Task goal: Every line containing the string "패스워드" should be returned from the records.

Data extracts:
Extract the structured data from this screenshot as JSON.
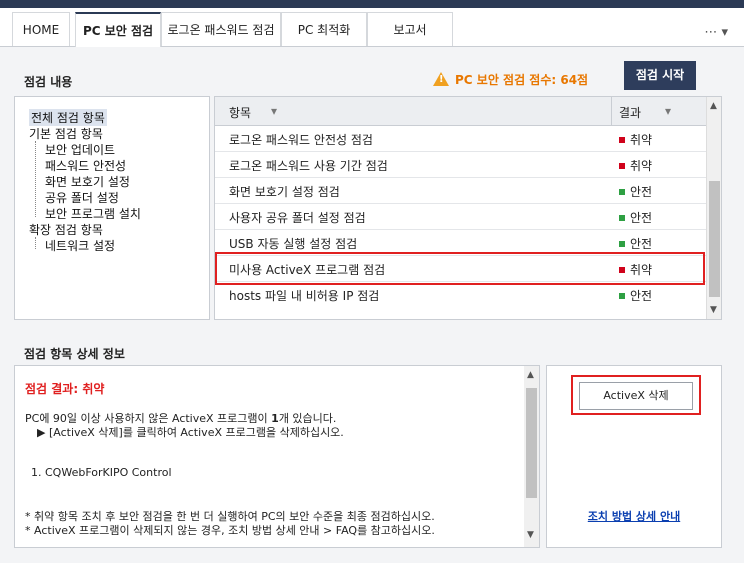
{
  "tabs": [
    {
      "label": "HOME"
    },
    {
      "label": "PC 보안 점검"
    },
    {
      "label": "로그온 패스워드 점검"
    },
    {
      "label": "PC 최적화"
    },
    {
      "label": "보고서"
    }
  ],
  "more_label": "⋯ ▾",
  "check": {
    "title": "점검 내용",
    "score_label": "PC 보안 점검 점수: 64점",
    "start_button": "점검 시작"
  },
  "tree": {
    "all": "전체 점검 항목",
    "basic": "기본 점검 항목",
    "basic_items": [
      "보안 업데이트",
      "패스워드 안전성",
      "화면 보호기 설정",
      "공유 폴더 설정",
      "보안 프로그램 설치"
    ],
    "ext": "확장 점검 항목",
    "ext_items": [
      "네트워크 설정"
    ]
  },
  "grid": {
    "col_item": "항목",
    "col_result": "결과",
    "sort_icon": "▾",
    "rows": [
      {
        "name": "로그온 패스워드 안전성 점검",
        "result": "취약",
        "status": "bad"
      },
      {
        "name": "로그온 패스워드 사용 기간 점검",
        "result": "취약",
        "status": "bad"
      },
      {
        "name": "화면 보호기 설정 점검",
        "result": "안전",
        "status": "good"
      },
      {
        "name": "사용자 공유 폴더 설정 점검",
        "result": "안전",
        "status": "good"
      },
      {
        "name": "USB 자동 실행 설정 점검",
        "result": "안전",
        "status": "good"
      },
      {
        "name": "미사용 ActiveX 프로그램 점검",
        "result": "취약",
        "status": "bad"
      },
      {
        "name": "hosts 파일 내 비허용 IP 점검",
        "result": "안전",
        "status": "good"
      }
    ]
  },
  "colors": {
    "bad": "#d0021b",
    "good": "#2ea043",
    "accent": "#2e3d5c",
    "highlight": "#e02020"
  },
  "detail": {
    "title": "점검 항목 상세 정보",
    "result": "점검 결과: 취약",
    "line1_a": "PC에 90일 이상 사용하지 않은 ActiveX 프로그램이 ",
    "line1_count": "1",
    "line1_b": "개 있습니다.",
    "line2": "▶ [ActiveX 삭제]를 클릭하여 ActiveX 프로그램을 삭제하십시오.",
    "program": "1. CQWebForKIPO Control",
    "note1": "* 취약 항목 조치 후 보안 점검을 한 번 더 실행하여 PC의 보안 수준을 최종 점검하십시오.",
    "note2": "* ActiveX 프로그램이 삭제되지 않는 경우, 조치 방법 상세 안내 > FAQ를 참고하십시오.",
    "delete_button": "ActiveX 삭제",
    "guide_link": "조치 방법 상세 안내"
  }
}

Solution to the exercise:
      "label": "로그온 패스워드 점검"
      "패스워드 안전성",
        "name": "로그온 패스워드 안전성 점검",
        "name": "로그온 패스워드 사용 기간 점검",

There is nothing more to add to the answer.